- Task to carry out
Show all lines containing "JSON" from the data below.

Collected data entries:
----------

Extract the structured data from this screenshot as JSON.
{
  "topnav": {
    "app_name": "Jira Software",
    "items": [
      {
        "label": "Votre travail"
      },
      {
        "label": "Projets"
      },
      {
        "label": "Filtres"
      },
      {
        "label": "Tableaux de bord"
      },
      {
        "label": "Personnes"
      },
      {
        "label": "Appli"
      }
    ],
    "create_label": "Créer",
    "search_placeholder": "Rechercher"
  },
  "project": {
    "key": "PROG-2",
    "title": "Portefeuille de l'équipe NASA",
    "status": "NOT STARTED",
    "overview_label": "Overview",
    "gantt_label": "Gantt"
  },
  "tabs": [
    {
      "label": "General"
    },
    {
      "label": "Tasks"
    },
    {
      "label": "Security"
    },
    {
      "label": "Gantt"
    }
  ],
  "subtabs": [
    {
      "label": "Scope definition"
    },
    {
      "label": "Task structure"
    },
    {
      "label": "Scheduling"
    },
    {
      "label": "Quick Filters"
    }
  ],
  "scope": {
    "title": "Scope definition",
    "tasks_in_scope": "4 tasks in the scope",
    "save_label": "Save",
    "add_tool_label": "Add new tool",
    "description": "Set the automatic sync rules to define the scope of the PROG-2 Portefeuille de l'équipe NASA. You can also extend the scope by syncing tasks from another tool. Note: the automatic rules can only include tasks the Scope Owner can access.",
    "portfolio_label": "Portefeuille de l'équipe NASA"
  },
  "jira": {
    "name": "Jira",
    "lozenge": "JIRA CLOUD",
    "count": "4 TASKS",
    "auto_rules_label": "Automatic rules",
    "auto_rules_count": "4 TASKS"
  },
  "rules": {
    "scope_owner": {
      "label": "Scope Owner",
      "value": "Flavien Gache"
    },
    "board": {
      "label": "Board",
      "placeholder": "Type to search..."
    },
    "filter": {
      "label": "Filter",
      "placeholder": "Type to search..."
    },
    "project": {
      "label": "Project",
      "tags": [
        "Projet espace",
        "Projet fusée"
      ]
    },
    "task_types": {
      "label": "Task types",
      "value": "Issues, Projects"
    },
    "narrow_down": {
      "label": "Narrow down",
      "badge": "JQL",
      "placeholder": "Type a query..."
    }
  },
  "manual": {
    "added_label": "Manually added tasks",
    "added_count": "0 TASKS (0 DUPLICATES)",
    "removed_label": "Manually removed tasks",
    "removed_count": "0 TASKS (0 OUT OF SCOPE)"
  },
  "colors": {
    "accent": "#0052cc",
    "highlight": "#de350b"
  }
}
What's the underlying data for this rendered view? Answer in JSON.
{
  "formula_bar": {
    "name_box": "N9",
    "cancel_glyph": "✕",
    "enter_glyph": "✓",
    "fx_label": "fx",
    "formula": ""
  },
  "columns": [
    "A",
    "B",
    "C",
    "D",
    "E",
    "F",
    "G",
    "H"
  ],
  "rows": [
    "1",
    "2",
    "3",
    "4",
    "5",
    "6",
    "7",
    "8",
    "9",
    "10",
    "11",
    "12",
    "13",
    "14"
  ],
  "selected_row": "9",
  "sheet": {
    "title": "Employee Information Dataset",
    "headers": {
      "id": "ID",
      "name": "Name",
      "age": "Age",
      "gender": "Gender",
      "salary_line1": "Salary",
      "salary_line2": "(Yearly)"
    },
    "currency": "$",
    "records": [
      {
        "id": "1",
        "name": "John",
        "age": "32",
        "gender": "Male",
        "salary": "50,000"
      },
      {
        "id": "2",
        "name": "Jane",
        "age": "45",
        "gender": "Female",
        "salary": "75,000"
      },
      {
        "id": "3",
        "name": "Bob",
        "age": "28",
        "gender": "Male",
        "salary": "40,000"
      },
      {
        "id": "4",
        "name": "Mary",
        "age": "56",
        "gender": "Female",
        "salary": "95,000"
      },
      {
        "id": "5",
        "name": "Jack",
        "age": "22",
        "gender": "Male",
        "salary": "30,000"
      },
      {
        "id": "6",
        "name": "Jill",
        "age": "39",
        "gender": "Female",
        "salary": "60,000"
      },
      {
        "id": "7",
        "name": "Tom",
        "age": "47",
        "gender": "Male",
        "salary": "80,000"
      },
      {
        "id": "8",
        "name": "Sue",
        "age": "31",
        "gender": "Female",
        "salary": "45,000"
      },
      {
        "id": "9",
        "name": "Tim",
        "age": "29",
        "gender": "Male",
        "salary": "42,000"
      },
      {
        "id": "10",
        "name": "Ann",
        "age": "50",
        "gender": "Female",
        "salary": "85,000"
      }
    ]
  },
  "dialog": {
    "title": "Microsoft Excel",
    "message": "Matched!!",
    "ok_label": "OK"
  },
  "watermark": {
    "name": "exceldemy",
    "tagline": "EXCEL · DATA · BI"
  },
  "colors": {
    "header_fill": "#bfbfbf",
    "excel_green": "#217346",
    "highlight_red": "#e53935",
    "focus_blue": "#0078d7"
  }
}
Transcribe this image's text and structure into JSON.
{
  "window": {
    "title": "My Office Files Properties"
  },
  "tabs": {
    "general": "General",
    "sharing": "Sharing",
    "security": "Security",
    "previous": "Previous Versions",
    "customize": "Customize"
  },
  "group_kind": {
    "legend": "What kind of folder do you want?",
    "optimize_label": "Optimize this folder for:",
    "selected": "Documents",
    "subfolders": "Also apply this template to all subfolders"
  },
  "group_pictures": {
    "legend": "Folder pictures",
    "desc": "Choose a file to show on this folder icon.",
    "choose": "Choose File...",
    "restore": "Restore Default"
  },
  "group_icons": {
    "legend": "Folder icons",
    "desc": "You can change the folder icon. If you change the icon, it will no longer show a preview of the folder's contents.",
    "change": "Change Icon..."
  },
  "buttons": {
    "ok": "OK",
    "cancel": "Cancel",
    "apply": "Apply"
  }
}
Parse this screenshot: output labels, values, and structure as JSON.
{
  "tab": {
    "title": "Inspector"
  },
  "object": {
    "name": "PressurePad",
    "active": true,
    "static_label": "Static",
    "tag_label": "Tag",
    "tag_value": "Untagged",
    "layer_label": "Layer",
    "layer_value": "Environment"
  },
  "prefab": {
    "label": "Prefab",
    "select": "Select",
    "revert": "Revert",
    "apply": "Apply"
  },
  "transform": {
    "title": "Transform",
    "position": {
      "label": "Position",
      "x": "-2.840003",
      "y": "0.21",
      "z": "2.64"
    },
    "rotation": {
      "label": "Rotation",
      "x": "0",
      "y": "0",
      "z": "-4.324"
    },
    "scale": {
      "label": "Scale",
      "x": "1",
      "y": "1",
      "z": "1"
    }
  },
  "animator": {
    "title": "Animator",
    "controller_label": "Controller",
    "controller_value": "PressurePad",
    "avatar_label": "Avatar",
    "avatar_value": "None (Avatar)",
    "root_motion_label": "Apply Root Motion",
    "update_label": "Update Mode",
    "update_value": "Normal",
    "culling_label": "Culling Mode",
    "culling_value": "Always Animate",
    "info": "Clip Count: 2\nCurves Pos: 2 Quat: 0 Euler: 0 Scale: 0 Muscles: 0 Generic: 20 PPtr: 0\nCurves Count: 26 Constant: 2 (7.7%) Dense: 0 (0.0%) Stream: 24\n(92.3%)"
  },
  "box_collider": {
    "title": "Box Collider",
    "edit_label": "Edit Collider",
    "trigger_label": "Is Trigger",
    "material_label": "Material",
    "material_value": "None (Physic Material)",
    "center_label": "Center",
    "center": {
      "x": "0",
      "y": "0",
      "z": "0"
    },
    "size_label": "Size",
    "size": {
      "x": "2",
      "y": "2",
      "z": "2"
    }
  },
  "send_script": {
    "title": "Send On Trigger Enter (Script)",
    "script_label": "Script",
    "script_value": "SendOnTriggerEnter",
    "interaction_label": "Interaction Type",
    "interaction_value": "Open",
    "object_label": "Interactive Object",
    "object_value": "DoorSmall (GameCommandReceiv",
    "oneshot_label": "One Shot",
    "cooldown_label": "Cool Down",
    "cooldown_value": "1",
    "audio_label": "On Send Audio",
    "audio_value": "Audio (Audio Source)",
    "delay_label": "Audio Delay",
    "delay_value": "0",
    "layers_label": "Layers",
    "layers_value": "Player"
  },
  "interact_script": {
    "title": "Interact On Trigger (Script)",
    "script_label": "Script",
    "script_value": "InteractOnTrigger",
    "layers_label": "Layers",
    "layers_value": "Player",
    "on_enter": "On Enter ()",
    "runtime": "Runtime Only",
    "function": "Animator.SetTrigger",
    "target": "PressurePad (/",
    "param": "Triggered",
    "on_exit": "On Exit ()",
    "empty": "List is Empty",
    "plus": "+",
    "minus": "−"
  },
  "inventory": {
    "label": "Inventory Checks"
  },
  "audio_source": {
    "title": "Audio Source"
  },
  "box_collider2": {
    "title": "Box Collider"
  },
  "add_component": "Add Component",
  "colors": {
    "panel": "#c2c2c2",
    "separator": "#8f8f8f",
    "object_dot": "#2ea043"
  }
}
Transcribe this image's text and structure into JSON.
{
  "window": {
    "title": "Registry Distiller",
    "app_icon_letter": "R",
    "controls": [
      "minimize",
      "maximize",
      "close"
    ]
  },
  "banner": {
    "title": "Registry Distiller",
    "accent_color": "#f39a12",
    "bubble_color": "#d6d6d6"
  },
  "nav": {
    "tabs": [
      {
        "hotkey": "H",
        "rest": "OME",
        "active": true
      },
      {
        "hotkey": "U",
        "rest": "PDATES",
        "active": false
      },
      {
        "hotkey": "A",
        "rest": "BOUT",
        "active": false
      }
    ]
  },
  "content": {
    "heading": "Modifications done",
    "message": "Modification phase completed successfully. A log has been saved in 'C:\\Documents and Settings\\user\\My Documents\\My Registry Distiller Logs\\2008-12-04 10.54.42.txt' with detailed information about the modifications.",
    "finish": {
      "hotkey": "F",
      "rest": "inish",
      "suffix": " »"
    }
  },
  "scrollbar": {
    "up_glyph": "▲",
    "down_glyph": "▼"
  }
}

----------

- Finished task
Extract the structured data from this screenshot as JSON.
What's the underlying data for this rendered view? Answer in JSON.
Transcribe this image's text and structure into JSON.
Parse this screenshot: output labels, values, and structure as JSON.
Transcribe this image's text and structure into JSON.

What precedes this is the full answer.